▼
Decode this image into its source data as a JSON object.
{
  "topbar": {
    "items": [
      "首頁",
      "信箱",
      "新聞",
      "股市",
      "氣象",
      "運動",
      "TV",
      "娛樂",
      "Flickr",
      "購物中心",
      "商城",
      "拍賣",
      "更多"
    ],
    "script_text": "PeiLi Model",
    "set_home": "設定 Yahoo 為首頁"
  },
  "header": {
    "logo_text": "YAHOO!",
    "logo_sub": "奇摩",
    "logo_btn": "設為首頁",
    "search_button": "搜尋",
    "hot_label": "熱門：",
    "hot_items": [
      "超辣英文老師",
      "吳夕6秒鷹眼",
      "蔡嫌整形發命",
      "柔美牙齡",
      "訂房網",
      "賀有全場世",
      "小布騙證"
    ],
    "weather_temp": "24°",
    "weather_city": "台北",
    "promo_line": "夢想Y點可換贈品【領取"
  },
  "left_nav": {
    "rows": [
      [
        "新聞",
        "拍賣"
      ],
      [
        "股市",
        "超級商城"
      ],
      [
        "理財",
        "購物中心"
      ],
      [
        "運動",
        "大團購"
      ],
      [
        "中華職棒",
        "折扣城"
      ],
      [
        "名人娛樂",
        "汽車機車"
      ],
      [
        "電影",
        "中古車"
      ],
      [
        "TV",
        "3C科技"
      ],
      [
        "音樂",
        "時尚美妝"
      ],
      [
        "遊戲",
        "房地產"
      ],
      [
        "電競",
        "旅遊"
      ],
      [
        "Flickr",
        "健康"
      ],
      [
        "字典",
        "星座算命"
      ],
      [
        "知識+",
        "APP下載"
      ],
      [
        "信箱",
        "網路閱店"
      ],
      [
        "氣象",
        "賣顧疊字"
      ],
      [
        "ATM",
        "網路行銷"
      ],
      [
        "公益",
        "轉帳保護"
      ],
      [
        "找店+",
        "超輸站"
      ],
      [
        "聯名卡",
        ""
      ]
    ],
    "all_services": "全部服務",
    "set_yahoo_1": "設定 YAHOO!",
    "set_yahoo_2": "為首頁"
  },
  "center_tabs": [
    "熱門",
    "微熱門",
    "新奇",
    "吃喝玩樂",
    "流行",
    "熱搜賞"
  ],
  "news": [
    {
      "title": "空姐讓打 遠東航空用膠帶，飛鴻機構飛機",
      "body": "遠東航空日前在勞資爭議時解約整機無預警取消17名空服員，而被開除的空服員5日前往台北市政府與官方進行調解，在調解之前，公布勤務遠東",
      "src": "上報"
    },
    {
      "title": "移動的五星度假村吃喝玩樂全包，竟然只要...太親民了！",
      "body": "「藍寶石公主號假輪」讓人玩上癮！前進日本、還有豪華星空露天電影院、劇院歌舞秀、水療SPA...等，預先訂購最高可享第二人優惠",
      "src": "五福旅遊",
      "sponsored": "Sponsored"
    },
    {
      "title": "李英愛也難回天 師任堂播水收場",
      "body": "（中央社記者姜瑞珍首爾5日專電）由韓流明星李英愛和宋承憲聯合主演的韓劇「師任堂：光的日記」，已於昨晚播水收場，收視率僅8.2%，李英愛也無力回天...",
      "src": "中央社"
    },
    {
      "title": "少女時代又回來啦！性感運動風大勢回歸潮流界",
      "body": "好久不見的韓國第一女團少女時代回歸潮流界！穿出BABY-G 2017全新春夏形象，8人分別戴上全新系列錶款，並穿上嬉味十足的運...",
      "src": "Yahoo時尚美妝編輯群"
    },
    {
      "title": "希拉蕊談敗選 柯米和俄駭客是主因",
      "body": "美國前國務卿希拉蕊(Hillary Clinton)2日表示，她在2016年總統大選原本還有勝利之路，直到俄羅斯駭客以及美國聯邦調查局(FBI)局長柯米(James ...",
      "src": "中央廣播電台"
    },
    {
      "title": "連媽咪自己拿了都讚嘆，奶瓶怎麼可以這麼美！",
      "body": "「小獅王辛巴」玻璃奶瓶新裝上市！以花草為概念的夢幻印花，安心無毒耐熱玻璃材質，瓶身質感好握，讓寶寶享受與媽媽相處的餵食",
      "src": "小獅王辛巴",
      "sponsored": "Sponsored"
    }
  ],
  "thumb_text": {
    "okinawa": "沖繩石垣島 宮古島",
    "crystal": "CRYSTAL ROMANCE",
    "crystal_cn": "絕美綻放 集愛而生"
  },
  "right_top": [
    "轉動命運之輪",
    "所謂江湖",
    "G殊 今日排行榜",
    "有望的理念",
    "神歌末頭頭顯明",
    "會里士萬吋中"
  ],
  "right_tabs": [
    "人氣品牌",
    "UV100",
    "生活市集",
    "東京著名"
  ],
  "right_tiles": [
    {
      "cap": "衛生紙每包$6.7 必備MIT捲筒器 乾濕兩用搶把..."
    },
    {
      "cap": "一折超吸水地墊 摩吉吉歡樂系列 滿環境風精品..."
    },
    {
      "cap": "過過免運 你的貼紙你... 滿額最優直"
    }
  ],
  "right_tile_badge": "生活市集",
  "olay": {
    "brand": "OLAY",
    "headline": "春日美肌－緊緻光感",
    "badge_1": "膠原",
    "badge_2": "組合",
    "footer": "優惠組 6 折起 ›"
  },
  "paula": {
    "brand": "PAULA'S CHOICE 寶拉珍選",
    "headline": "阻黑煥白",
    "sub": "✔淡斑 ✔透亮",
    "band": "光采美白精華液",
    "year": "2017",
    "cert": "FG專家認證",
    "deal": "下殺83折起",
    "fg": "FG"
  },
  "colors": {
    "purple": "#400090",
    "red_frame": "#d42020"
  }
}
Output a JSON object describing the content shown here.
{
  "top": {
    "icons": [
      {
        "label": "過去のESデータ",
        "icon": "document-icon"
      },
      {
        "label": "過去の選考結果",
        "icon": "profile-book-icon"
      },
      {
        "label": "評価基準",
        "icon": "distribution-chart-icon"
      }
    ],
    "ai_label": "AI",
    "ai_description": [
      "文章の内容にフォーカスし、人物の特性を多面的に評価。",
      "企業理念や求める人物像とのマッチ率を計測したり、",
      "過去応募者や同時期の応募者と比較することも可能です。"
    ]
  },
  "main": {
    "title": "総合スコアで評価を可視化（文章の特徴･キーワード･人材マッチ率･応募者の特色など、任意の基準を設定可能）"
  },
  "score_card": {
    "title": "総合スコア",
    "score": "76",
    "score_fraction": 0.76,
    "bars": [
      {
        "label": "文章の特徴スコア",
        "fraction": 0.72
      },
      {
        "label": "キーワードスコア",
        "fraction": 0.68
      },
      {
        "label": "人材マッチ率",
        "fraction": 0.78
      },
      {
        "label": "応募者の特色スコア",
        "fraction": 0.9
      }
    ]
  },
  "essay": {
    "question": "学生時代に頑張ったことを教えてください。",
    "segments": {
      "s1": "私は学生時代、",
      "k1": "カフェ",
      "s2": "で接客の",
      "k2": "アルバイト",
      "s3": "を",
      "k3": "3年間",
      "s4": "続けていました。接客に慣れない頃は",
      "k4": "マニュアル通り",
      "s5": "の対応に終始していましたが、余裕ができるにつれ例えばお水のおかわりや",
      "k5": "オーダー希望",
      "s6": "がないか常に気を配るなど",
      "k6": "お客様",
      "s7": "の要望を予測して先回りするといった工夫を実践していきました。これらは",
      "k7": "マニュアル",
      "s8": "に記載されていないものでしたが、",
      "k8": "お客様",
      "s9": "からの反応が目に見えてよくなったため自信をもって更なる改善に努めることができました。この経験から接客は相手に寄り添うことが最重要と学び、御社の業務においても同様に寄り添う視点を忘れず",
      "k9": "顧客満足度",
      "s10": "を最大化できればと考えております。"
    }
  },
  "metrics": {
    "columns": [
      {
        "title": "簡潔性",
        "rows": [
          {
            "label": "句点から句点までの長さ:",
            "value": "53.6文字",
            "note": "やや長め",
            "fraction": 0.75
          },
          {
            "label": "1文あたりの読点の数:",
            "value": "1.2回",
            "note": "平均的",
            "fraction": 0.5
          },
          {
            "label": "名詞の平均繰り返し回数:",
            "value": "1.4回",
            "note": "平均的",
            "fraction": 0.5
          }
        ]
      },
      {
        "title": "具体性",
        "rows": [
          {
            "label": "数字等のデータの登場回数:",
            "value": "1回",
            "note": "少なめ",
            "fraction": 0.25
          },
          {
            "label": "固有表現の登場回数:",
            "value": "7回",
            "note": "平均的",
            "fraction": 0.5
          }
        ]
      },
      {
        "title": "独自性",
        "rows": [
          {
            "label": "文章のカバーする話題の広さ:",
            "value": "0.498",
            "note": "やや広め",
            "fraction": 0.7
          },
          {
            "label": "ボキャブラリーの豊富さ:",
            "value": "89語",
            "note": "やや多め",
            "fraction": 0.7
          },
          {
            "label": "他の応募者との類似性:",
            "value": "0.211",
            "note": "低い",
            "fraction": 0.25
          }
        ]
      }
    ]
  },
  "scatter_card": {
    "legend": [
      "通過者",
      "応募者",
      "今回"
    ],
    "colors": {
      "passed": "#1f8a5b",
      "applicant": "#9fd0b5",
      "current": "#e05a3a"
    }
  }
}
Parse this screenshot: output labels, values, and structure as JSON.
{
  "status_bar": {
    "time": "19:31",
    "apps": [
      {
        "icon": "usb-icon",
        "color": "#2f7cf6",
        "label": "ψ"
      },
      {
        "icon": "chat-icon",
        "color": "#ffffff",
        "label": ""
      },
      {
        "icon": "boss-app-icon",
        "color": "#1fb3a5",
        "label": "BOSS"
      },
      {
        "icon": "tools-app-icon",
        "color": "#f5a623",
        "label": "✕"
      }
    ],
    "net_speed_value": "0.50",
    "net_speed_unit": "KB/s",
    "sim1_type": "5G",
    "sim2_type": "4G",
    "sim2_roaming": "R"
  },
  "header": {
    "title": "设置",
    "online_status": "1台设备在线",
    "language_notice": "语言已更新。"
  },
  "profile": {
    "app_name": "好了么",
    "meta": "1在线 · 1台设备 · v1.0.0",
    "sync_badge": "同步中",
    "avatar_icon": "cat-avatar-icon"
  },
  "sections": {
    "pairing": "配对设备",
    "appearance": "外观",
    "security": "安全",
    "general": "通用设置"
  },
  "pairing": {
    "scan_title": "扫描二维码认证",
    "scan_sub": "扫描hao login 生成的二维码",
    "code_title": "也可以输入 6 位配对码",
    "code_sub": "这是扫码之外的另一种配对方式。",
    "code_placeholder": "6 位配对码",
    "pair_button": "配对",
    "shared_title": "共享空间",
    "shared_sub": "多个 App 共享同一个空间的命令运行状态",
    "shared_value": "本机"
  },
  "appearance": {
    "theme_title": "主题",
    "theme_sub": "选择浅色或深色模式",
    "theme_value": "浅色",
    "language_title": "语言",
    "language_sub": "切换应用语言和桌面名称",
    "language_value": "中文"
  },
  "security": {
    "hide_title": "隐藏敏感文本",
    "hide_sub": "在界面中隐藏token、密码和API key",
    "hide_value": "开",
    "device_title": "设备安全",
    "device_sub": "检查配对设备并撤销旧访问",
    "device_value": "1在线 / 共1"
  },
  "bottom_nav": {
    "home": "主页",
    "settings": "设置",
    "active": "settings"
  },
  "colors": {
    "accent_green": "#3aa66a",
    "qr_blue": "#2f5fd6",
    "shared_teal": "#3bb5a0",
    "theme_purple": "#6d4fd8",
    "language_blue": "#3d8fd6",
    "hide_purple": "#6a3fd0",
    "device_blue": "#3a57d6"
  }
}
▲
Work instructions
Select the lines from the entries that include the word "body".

Answer to the problem
      "body": "遠東航空日前在勞資爭議時解約整機無預警取消17名空服員，而被開除的空服員5日前往台北市政府與官方進行調解，在調解之前，公布勤務遠東",
      "body": "「藍寶石公主號假輪」讓人玩上癮！前進日本、還有豪華星空露天電影院、劇院歌舞秀、水療SPA...等，預先訂購最高可享第二人優惠",
      "body": "（中央社記者姜瑞珍首爾5日專電）由韓流明星李英愛和宋承憲聯合主演的韓劇「師任堂：光的日記」，已於昨晚播水收場，收視率僅8.2%，李英愛也無力回天...",
      "body": "好久不見的韓國第一女團少女時代回歸潮流界！穿出BABY-G 2017全新春夏形象，8人分別戴上全新系列錶款，並穿上嬉味十足的運...",
      "body": "美國前國務卿希拉蕊(Hillary Clinton)2日表示，她在2016年總統大選原本還有勝利之路，直到俄羅斯駭客以及美國聯邦調查局(FBI)局長柯米(James ...",
      "body": "「小獅王辛巴」玻璃奶瓶新裝上市！以花草為概念的夢幻印花，安心無毒耐熱玻璃材質，瓶身質感好握，讓寶寶享受與媽媽相處的餵食",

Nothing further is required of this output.